START GIVEN RECORDS

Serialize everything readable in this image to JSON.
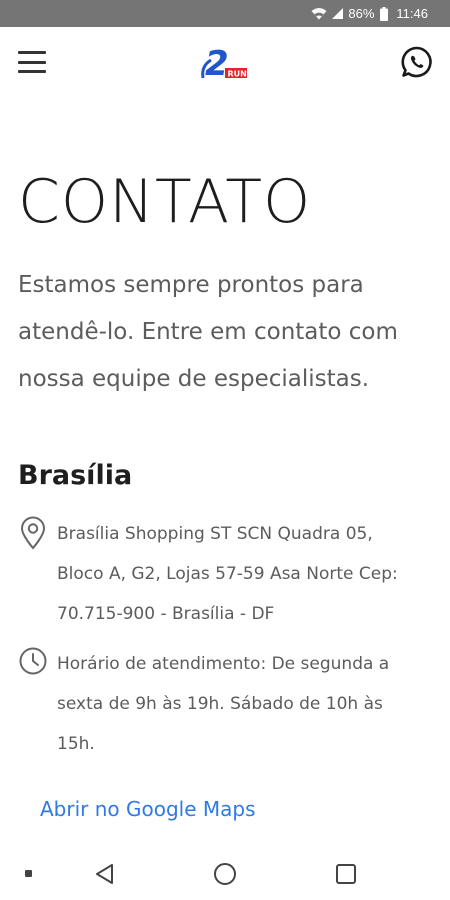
{
  "status_bar": {
    "battery": "86%",
    "time": "11:46",
    "icons": [
      "wifi-icon",
      "signal-icon",
      "battery-icon"
    ]
  },
  "header": {
    "menu_icon": "hamburger-menu-icon",
    "logo_text": "2",
    "logo_subtext": "RUN",
    "whatsapp_icon": "whatsapp-icon"
  },
  "page": {
    "title": "CONTATO",
    "intro_lines": [
      "Estamos sempre prontos para",
      "atendê-lo. Entre em contato com",
      "nossa equipe de especialistas."
    ]
  },
  "location": {
    "city": "Brasília",
    "address_lines": [
      "Brasília Shopping ST SCN Quadra 05,",
      "Bloco A, G2, Lojas 57-59 Asa Norte Cep:",
      "70.715-900 - Brasília - DF"
    ],
    "hours_lines": [
      "Horário de atendimento: De segunda a",
      "sexta de 9h às 19h. Sábado de 10h às",
      "15h."
    ],
    "maps_link": "Abrir no Google Maps"
  },
  "colors": {
    "status_bar": "#757575",
    "link": "#2f7ae5",
    "logo_blue": "#1f56c9",
    "logo_red": "#e3242b",
    "body_text": "#5c5c5c"
  }
}
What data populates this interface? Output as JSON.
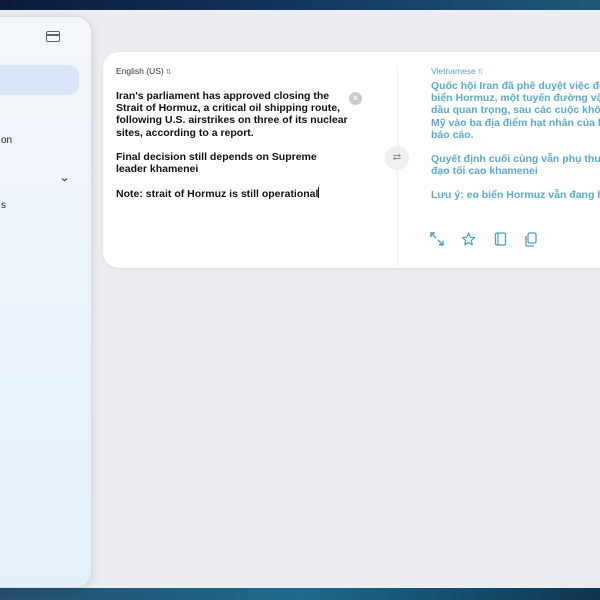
{
  "sidebar": {
    "items": [
      {
        "label": "on"
      },
      {
        "label": "s"
      }
    ]
  },
  "source": {
    "language": "English (US)",
    "paragraphs": [
      "Iran's parliament has approved closing the Strait of Hormuz, a critical oil shipping route, following U.S. airstrikes on three of its nuclear sites, according to a report.",
      "Final decision still depends on Supreme leader khamenei",
      "Note: strait of Hormuz is still operational"
    ]
  },
  "target": {
    "language": "Vietnamese",
    "paragraphs": [
      "Quốc hội Iran đã phê duyệt việc đó",
      "biển Hormuz, một tuyến đường vậ",
      "dầu quan trọng, sau các cuộc khôn",
      "Mỹ vào ba địa điểm hạt nhân của h",
      "báo cáo.",
      "Quyết định cuối cùng vẫn phụ thuộ",
      "đạo tối cao khamenei",
      "Lưu ý: eo biển Hormuz vẫn đang ho"
    ]
  },
  "icons": {
    "sidebar_toggle": "sidebar-toggle-icon",
    "chevron": "chevron-down-icon",
    "clear": "clear-icon",
    "swap": "swap-icon",
    "expand": "expand-icon",
    "favorite": "star-icon",
    "dictionary": "book-icon",
    "copy": "copy-icon"
  },
  "colors": {
    "accent": "#58a8c8"
  }
}
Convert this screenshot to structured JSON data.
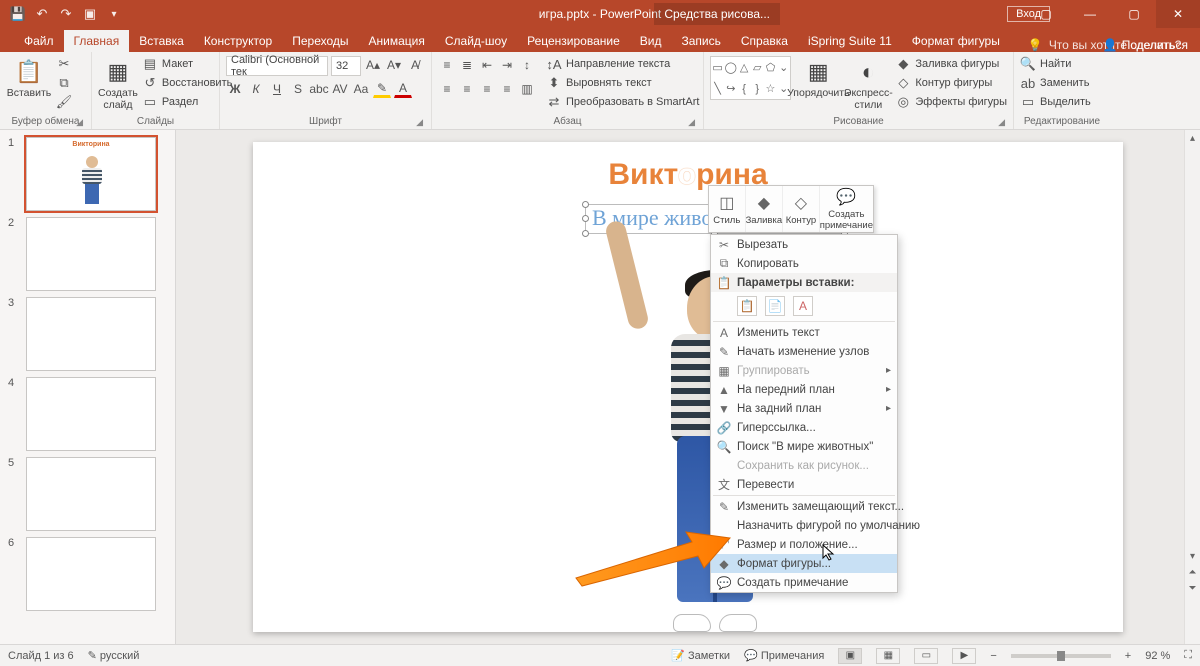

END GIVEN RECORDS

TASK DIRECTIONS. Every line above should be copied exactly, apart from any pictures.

RESPONSE TO THE TASK.
Serialize everything readable in this image to JSON.
{
  "status_bar": {
    "battery": "86%",
    "time": "11:46",
    "icons": [
      "wifi-icon",
      "signal-icon",
      "battery-icon"
    ]
  },
  "header": {
    "menu_icon": "hamburger-menu-icon",
    "logo_text": "2",
    "logo_subtext": "RUN",
    "whatsapp_icon": "whatsapp-icon"
  },
  "page": {
    "title": "CONTATO",
    "intro_lines": [
      "Estamos sempre prontos para",
      "atendê-lo. Entre em contato com",
      "nossa equipe de especialistas."
    ]
  },
  "location": {
    "city": "Brasília",
    "address_lines": [
      "Brasília Shopping ST SCN Quadra 05,",
      "Bloco A, G2, Lojas 57-59 Asa Norte Cep:",
      "70.715-900 - Brasília - DF"
    ],
    "hours_lines": [
      "Horário de atendimento: De segunda a",
      "sexta de 9h às 19h. Sábado de 10h às",
      "15h."
    ],
    "maps_link": "Abrir no Google Maps"
  },
  "colors": {
    "status_bar": "#757575",
    "link": "#2f7ae5",
    "logo_blue": "#1f56c9",
    "logo_red": "#e3242b",
    "body_text": "#5c5c5c"
  }
}
What data populates this interface? Output as JSON.
{
  "sidebar": {
    "items": [
      {
        "label": "on"
      },
      {
        "label": "s"
      }
    ]
  },
  "source": {
    "language": "English (US)",
    "paragraphs": [
      "Iran's parliament has approved closing the Strait of Hormuz, a critical oil shipping route, following U.S. airstrikes on three of its nuclear sites, according to a report.",
      "Final decision still depends on Supreme leader khamenei",
      "Note: strait of Hormuz is still operational"
    ]
  },
  "target": {
    "language": "Vietnamese",
    "paragraphs": [
      "Quốc hội Iran đã phê duyệt việc đó",
      "biển Hormuz, một tuyến đường vậ",
      "dầu quan trọng, sau các cuộc khôn",
      "Mỹ vào ba địa điểm hạt nhân của h",
      "báo cáo.",
      "Quyết định cuối cùng vẫn phụ thuộ",
      "đạo tối cao khamenei",
      "Lưu ý: eo biển Hormuz vẫn đang ho"
    ]
  },
  "icons": {
    "sidebar_toggle": "sidebar-toggle-icon",
    "chevron": "chevron-down-icon",
    "clear": "clear-icon",
    "swap": "swap-icon",
    "expand": "expand-icon",
    "favorite": "star-icon",
    "dictionary": "book-icon",
    "copy": "copy-icon"
  },
  "colors": {
    "accent": "#58a8c8"
  }
}
Convert this screenshot to structured JSON data.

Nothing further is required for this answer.